Tension headaches can usually be treated withordinarypainkillers such as paracetamol and ibuprofen . Lifestyle changes, such as getting regular sleep, reducing stress and staying well hydrated, may also help.

Some people also have other symptoms, such as nausea, vomiting and increased sensitivity to light or sound.

Migraines tend to be more severe than tension headaches and can stop you carrying out your normal daily activities. They usually last at least a couple of hours, and some people find they need to stay in bed for days at a time.

Most people can treat their migraines successfully with over-the-counter medication. But if they're severe, you may need stronger medication that's only available on prescription. This may be able to relieve and preventyour migraines.

Frequent headaches can also be caused by taking too many painkillers.
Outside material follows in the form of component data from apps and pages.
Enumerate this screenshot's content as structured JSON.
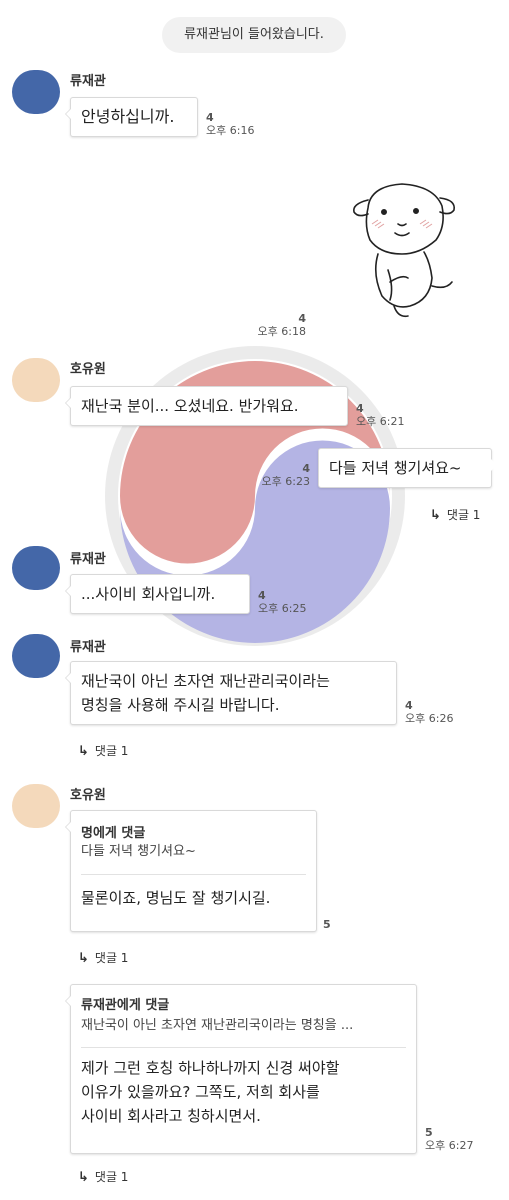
{
  "notice": "류재관님이 들어왔습니다.",
  "messages": [
    {
      "sender": "류재관",
      "text": "안녕하십니까.",
      "count": "4",
      "time": "오후 6:16"
    },
    {
      "count": "4",
      "time": "오후 6:18",
      "sticker": "puppy-sticker"
    },
    {
      "sender": "호유원",
      "text": "재난국 분이... 오셨네요. 반가워요.",
      "count": "4",
      "time": "오후 6:21"
    },
    {
      "text": "다들 저녁 챙기셔요~",
      "count": "4",
      "time": "오후 6:23",
      "reply": "댓글 1"
    },
    {
      "sender": "류재관",
      "text": "...사이비 회사입니까.",
      "count": "4",
      "time": "오후 6:25"
    },
    {
      "sender": "류재관",
      "lines": [
        "재난국이 아닌 초자연 재난관리국이라는",
        "명칭을 사용해 주시길 바랍니다."
      ],
      "count": "4",
      "time": "오후 6:26",
      "reply": "댓글 1"
    },
    {
      "sender": "호유원",
      "quote_title": "명에게 댓글",
      "quote_text": "다들 저녁 챙기셔요~",
      "text": "물론이죠, 명님도 잘 챙기시길.",
      "count": "5",
      "reply": "댓글 1"
    },
    {
      "quote_title": "류재관에게 댓글",
      "quote_text": "재난국이 아닌 초자연 재난관리국이라는 명칭을 ...",
      "lines": [
        "제가 그런 호칭 하나하나까지 신경 써야할",
        "이유가 있을까요? 그쪽도, 저희 회사를",
        "사이비 회사라고 칭하시면서."
      ],
      "count": "5",
      "time": "오후 6:27",
      "reply": "댓글 1"
    }
  ],
  "colors": {
    "avatar_blue": "#4467a8",
    "avatar_beige": "#f4d9bb",
    "emblem_red": "#e39e9b",
    "emblem_blue": "#b4b4e4",
    "emblem_ring": "#ebebeb"
  }
}
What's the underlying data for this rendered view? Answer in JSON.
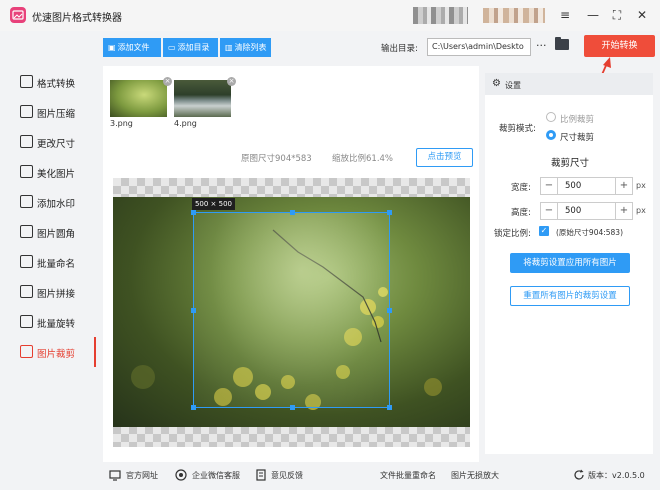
{
  "app": {
    "title": "优速图片格式转换器"
  },
  "window_controls": {
    "menu": "≡",
    "minimize": "—",
    "maximize": "⛶",
    "close": "✕"
  },
  "toolbar": {
    "add_file": "添加文件",
    "add_folder": "添加目录",
    "clear_list": "清除列表",
    "output_label": "输出目录:",
    "output_path": "C:\\Users\\admin\\Deskto",
    "more": "···",
    "start": "开始转换"
  },
  "sidebar": {
    "items": [
      {
        "label": "格式转换",
        "icon": "format-convert-icon"
      },
      {
        "label": "图片压缩",
        "icon": "compress-icon"
      },
      {
        "label": "更改尺寸",
        "icon": "resize-icon"
      },
      {
        "label": "美化图片",
        "icon": "beautify-icon"
      },
      {
        "label": "添加水印",
        "icon": "watermark-icon"
      },
      {
        "label": "图片圆角",
        "icon": "rounded-corner-icon"
      },
      {
        "label": "批量命名",
        "icon": "rename-icon"
      },
      {
        "label": "图片拼接",
        "icon": "stitch-icon"
      },
      {
        "label": "批量旋转",
        "icon": "rotate-icon"
      },
      {
        "label": "图片裁剪",
        "icon": "crop-icon",
        "active": true
      }
    ]
  },
  "files": [
    {
      "name": "3.png"
    },
    {
      "name": "4.png"
    }
  ],
  "preview": {
    "original_size": "原图尺寸904*583",
    "scale": "缩放比例61.4%",
    "preview_button": "点击预览",
    "crop_label": "500 × 500"
  },
  "settings": {
    "header": "设置",
    "crop_mode_label": "裁剪模式:",
    "mode_ratio": "比例裁剪",
    "mode_size": "尺寸裁剪",
    "selected_mode": "尺寸裁剪",
    "section_title": "裁剪尺寸",
    "width_label": "宽度:",
    "width_value": "500",
    "height_label": "高度:",
    "height_value": "500",
    "unit": "px",
    "lock_label": "锁定比例:",
    "lock_checked": true,
    "original_size_note": "(原始尺寸904:583)",
    "apply_all": "将裁剪设置应用所有图片",
    "reset_all": "重置所有图片的裁剪设置"
  },
  "footer": {
    "website": "官方网址",
    "wechat_service": "企业微信客服",
    "feedback": "意见反馈",
    "batch_rename": "文件批量重命名",
    "lossless_enlarge": "图片无损放大",
    "version": "版本：v2.0.5.0"
  },
  "colors": {
    "accent": "#2f9bf5",
    "start_button": "#ef4d3a",
    "active": "#e53e30"
  }
}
This is known as a painkiller or medication-overuse headache.

A medication-overuse headache will usuallyget betterwithin a few weeks once you stop taking the painkillers that are causing it, although your pain may get worse for a few days before it starts to improve.


Hormone headaches

Headaches in women are often caused by hormones, and many women notice a link with their periods . The combined contraceptive pill , the menopause and pregnancy are also potential triggers.

Reducing your stress levels, having a regular sleeping pattern, and ensuring you don't miss meals may help reduce headaches associated with your menstrual cycle.

But, rarely, it can be a symptom of a condition such as a stroke , meningitis , or a brain tumour .

A headache is more likely to be serious if:

  • it occurs suddenly and is very severeoften described as a blinding pain unlike anything experienced before
  • it doesn't go away and gets worse over time
  • it occurs after a severe head injury
  • it's triggered suddenly by coughing, laughing, sneezing,changes in posture, or physical exertion
  • you have symptoms suggesting a problem with your brain or nervous system, including weakness,slurred speech, confusion, memory loss , and drowsiness
  • you have additional symptoms, such as a high temperature (fever), a stiff neck , a rash, jaw pain while chewing, vision problems, a sore scalp, or severe pain and redness in one of your eyes

If you're concerned that your headache might be serious, you should seek immediate medical advice.

Content supplied by the NHS Website

Medically Reviewed by a doctor on 28 Nov 2016